    That insight, applied to AIDS, leads the Chicago team to a conclusion that is sure to get them into trouble. America's AIDS policy, they say, has been largely misdirected. Although AIDS spread quickly among intravenous drug users and homosexuals, the social circles these groups travel in are so rigidly circumscribed that it is unlikely to spread widely in the heterosexual population. Rather than pretend that AIDS affects everyone, they say, the . government would be better advised to concentrate its efforts on those most at risk.

    That's a conclusion that will not sit well with AIDS activists or with many health-policy makers. "Their message is shocking and flies against the whole history of this epidemic," says Dr. June Osborn, former chair of the National Commission on aids. "They're saying we don't have to worry if we're white, heterosexual adults. That gets the public off the hook and may keep parents from talking to their kids about sex. The fact is, teens are at enormous risk for experimentation."

    Other groups will find plenty here to make a fuss about. Interracial couples are likely to take offense at the authors' characterization of mixed-race marriages as unlikely to succeed. And right-to-life activists who believe abortion is widely used as a cruel form of birth control are likely to be unconvinced by the finding that 72% of the women who have an abortion have only one.

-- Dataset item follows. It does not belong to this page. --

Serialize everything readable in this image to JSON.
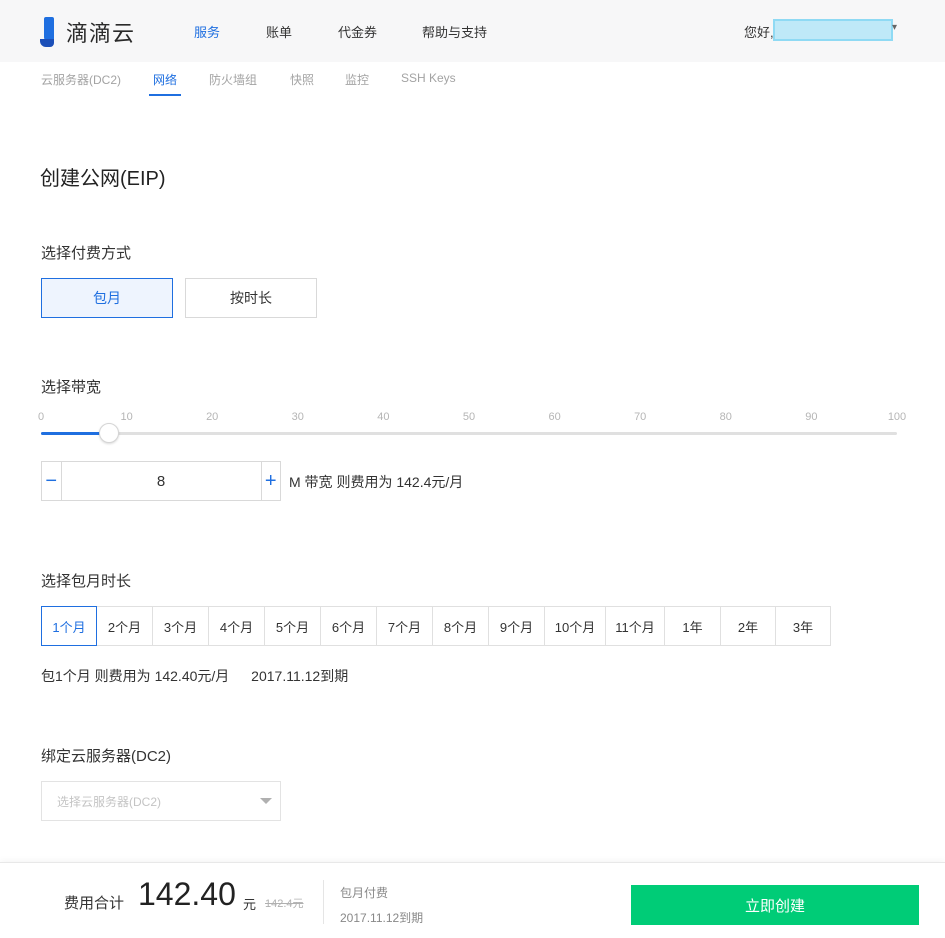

    Elsewhere in the study, the perceptual gulf between the sexes is reminiscent of the scene in Annie Hall where Woody Allen tells his psychiatrist that he and Annie have sex "hardly ever, maybe three times a week," and she tells hers that they do it "constantly; I'd say three times a week." In the Chicago study, 54% of the men say they think about sex every day or several times a day. By contrast, 67% of the women say they think about it only a few times a week or a few times a month. The disconnect is even greater when the subject turns to forced sex. According to the report, 22% of women say they have been forced to do sexual things they didn't want to, usually by someone they loved. But only 3% of men admit to ever forcing themselves on women. Apparently men and women have very different ideas about what constitutes voluntary sex.

    But the basic message of Sex in America is that men and women have found a way to come to terms with each other's sexuality -- and it is called marriage. "Our study," write the authors, "clearly shows that no matter how sexually active people are before and between marriages marriage is such a powerful social institution that, essentially, married people are all alike -- they are faithful to their partners as long as the marriage is intact."

    Americans, it seems, have come full circle. It's easy to forget that as recently as 1948, Norman Mailer was still using the word fug in his novels. There may have been a sexual revolution -- at least for those college-educated whites who came of age with John Updike's swinging Couples, Philip Roth's priapic Portnoy and Jong's Fear of Flying -- but the revolution turned out to have a beginning, a middle and an end. "From the time of the Pill to Rock Hudson's death, people had a sense of freedom," says Judith Krantz, author of Scruples. "That's gone."

    It was the first survey -- Kinsey's -- that got prudish America to talk about sex, read about sex and eventually watch sex at the movies and even try a few things (at least once). Kinsey's methods may have been less than perfect, but he had an eye for the quirky, the fringe, the bizarre. The new report, by contrast, is a remarkably conservative document. It puts the fringe on the fringe and concentrates on the heartland: where life, apparently, is ruled by marriage, monogamy and the missionary position. The irony is that the report Jesse Helms worked so hard to stop has arrived at a conclusion that should make him proud. And it may even make the rest of us a bit less anxious about what's going on in that bedroom next door.



    CAPTION: How often have you had sex in the past year?

    In your lifetime, how many sex partners have you had?

    How many sexual partners have you had since age 18?

    Which of the following did you do in ther past year?

    Have you had sex with someone of your own gender?

    Are you sexually attracted to people of the same gender?